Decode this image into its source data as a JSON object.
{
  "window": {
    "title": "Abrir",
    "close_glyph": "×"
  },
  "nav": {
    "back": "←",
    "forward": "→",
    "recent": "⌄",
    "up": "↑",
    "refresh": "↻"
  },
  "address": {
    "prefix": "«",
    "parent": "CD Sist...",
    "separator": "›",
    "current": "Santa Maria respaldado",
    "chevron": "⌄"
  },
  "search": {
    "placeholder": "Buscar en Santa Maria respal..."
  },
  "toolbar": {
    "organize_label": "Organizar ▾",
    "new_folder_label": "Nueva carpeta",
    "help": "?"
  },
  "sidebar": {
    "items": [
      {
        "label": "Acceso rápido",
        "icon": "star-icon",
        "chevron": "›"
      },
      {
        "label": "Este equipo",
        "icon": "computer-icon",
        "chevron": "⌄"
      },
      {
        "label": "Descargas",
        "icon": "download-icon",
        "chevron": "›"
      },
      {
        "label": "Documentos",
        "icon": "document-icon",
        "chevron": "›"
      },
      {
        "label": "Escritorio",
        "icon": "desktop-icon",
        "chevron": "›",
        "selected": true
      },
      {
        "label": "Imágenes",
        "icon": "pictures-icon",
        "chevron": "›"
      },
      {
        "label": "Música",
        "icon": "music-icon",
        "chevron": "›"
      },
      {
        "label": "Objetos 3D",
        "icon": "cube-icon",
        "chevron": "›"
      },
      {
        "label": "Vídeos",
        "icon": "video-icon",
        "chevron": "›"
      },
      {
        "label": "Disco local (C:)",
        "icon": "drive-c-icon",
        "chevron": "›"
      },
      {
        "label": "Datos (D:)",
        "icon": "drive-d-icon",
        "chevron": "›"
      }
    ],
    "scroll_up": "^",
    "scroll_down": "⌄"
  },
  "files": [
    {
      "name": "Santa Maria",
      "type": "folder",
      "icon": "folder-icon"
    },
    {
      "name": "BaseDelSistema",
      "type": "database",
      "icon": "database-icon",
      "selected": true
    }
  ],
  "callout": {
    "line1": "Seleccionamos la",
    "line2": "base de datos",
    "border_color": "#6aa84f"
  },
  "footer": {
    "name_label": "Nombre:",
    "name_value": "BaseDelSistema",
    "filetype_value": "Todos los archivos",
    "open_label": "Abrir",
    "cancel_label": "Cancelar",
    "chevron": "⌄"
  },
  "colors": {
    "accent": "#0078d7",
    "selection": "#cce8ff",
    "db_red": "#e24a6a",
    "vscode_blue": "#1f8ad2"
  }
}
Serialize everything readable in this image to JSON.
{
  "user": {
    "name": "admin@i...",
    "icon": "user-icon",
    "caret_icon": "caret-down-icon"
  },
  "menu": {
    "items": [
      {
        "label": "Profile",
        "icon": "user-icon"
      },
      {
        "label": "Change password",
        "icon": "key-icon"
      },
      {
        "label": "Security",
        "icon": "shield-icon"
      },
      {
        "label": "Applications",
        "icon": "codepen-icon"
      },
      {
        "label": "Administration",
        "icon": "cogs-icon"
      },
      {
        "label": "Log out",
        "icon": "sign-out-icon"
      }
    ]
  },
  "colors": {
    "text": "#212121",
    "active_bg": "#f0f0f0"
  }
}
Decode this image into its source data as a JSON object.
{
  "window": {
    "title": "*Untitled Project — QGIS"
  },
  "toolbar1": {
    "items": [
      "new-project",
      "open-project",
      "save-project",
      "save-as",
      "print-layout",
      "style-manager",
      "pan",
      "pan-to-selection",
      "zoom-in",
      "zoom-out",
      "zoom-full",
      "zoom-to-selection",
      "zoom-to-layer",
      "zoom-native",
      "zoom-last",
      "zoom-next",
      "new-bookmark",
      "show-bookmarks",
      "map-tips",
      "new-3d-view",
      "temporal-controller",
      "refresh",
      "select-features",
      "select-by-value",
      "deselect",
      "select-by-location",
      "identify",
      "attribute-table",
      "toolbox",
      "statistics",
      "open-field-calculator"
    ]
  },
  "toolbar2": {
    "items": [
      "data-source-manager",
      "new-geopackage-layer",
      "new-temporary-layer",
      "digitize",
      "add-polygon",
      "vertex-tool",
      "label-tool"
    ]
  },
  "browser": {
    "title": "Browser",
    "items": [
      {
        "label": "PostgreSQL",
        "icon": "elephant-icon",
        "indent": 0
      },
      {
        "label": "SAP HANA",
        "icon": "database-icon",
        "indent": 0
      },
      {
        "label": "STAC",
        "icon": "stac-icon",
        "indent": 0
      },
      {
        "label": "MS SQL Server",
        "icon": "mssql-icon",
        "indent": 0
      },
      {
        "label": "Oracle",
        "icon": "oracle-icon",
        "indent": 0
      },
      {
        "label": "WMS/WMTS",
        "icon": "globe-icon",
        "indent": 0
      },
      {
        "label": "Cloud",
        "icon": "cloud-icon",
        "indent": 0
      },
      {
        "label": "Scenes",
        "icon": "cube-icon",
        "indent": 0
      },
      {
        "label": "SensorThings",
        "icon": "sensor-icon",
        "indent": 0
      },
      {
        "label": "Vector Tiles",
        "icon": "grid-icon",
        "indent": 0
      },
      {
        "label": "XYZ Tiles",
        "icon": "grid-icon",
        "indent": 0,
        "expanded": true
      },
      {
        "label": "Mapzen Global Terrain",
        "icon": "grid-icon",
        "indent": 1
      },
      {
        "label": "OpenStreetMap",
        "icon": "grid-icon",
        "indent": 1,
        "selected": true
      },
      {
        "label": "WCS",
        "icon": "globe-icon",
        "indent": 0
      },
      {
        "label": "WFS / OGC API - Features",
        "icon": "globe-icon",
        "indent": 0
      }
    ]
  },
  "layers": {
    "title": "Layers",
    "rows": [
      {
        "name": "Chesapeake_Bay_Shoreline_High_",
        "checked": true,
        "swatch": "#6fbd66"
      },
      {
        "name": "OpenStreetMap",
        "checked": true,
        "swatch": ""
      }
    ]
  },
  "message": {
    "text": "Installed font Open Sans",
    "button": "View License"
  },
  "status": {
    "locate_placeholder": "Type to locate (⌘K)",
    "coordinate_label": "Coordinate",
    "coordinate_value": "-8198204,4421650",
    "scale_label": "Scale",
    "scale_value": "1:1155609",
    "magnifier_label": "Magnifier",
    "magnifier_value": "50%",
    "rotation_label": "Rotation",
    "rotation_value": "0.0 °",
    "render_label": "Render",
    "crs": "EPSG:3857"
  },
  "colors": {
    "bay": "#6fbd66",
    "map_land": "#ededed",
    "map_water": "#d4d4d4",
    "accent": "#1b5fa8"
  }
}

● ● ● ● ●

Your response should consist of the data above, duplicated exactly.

Answer to this exercise:
Decode this image into its source data as a JSON object.
{
  "window": {
    "title": "Abrir",
    "close_glyph": "×"
  },
  "nav": {
    "back": "←",
    "forward": "→",
    "recent": "⌄",
    "up": "↑",
    "refresh": "↻"
  },
  "address": {
    "prefix": "«",
    "parent": "CD Sist...",
    "separator": "›",
    "current": "Santa Maria respaldado",
    "chevron": "⌄"
  },
  "search": {
    "placeholder": "Buscar en Santa Maria respal..."
  },
  "toolbar": {
    "organize_label": "Organizar ▾",
    "new_folder_label": "Nueva carpeta",
    "help": "?"
  },
  "sidebar": {
    "items": [
      {
        "label": "Acceso rápido",
        "icon": "star-icon",
        "chevron": "›"
      },
      {
        "label": "Este equipo",
        "icon": "computer-icon",
        "chevron": "⌄"
      },
      {
        "label": "Descargas",
        "icon": "download-icon",
        "chevron": "›"
      },
      {
        "label": "Documentos",
        "icon": "document-icon",
        "chevron": "›"
      },
      {
        "label": "Escritorio",
        "icon": "desktop-icon",
        "chevron": "›",
        "selected": true
      },
      {
        "label": "Imágenes",
        "icon": "pictures-icon",
        "chevron": "›"
      },
      {
        "label": "Música",
        "icon": "music-icon",
        "chevron": "›"
      },
      {
        "label": "Objetos 3D",
        "icon": "cube-icon",
        "chevron": "›"
      },
      {
        "label": "Vídeos",
        "icon": "video-icon",
        "chevron": "›"
      },
      {
        "label": "Disco local (C:)",
        "icon": "drive-c-icon",
        "chevron": "›"
      },
      {
        "label": "Datos (D:)",
        "icon": "drive-d-icon",
        "chevron": "›"
      }
    ],
    "scroll_up": "^",
    "scroll_down": "⌄"
  },
  "files": [
    {
      "name": "Santa Maria",
      "type": "folder",
      "icon": "folder-icon"
    },
    {
      "name": "BaseDelSistema",
      "type": "database",
      "icon": "database-icon",
      "selected": true
    }
  ],
  "callout": {
    "line1": "Seleccionamos la",
    "line2": "base de datos",
    "border_color": "#6aa84f"
  },
  "footer": {
    "name_label": "Nombre:",
    "name_value": "BaseDelSistema",
    "filetype_value": "Todos los archivos",
    "open_label": "Abrir",
    "cancel_label": "Cancelar",
    "chevron": "⌄"
  },
  "colors": {
    "accent": "#0078d7",
    "selection": "#cce8ff",
    "db_red": "#e24a6a",
    "vscode_blue": "#1f8ad2"
  }
}
Serialize everything readable in this image to JSON.
{
  "user": {
    "name": "admin@i...",
    "icon": "user-icon",
    "caret_icon": "caret-down-icon"
  },
  "menu": {
    "items": [
      {
        "label": "Profile",
        "icon": "user-icon"
      },
      {
        "label": "Change password",
        "icon": "key-icon"
      },
      {
        "label": "Security",
        "icon": "shield-icon"
      },
      {
        "label": "Applications",
        "icon": "codepen-icon"
      },
      {
        "label": "Administration",
        "icon": "cogs-icon"
      },
      {
        "label": "Log out",
        "icon": "sign-out-icon"
      }
    ]
  },
  "colors": {
    "text": "#212121",
    "active_bg": "#f0f0f0"
  }
}
Decode this image into its source data as a JSON object.
{
  "window": {
    "title": "*Untitled Project — QGIS"
  },
  "toolbar1": {
    "items": [
      "new-project",
      "open-project",
      "save-project",
      "save-as",
      "print-layout",
      "style-manager",
      "pan",
      "pan-to-selection",
      "zoom-in",
      "zoom-out",
      "zoom-full",
      "zoom-to-selection",
      "zoom-to-layer",
      "zoom-native",
      "zoom-last",
      "zoom-next",
      "new-bookmark",
      "show-bookmarks",
      "map-tips",
      "new-3d-view",
      "temporal-controller",
      "refresh",
      "select-features",
      "select-by-value",
      "deselect",
      "select-by-location",
      "identify",
      "attribute-table",
      "toolbox",
      "statistics",
      "open-field-calculator"
    ]
  },
  "toolbar2": {
    "items": [
      "data-source-manager",
      "new-geopackage-layer",
      "new-temporary-layer",
      "digitize",
      "add-polygon",
      "vertex-tool",
      "label-tool"
    ]
  },
  "browser": {
    "title": "Browser",
    "items": [
      {
        "label": "PostgreSQL",
        "icon": "elephant-icon",
        "indent": 0
      },
      {
        "label": "SAP HANA",
        "icon": "database-icon",
        "indent": 0
      },
      {
        "label": "STAC",
        "icon": "stac-icon",
        "indent": 0
      },
      {
        "label": "MS SQL Server",
        "icon": "mssql-icon",
        "indent": 0
      },
      {
        "label": "Oracle",
        "icon": "oracle-icon",
        "indent": 0
      },
      {
        "label": "WMS/WMTS",
        "icon": "globe-icon",
        "indent": 0
      },
      {
        "label": "Cloud",
        "icon": "cloud-icon",
        "indent": 0
      },
      {
        "label": "Scenes",
        "icon": "cube-icon",
        "indent": 0
      },
      {
        "label": "SensorThings",
        "icon": "sensor-icon",
        "indent": 0
      },
      {
        "label": "Vector Tiles",
        "icon": "grid-icon",
        "indent": 0
      },
      {
        "label": "XYZ Tiles",
        "icon": "grid-icon",
        "indent": 0,
        "expanded": true
      },
      {
        "label": "Mapzen Global Terrain",
        "icon": "grid-icon",
        "indent": 1
      },
      {
        "label": "OpenStreetMap",
        "icon": "grid-icon",
        "indent": 1,
        "selected": true
      },
      {
        "label": "WCS",
        "icon": "globe-icon",
        "indent": 0
      },
      {
        "label": "WFS / OGC API - Features",
        "icon": "globe-icon",
        "indent": 0
      }
    ]
  },
  "layers": {
    "title": "Layers",
    "rows": [
      {
        "name": "Chesapeake_Bay_Shoreline_High_",
        "checked": true,
        "swatch": "#6fbd66"
      },
      {
        "name": "OpenStreetMap",
        "checked": true,
        "swatch": ""
      }
    ]
  },
  "message": {
    "text": "Installed font Open Sans",
    "button": "View License"
  },
  "status": {
    "locate_placeholder": "Type to locate (⌘K)",
    "coordinate_label": "Coordinate",
    "coordinate_value": "-8198204,4421650",
    "scale_label": "Scale",
    "scale_value": "1:1155609",
    "magnifier_label": "Magnifier",
    "magnifier_value": "50%",
    "rotation_label": "Rotation",
    "rotation_value": "0.0 °",
    "render_label": "Render",
    "crs": "EPSG:3857"
  },
  "colors": {
    "bay": "#6fbd66",
    "map_land": "#ededed",
    "map_water": "#d4d4d4",
    "accent": "#1b5fa8"
  }
}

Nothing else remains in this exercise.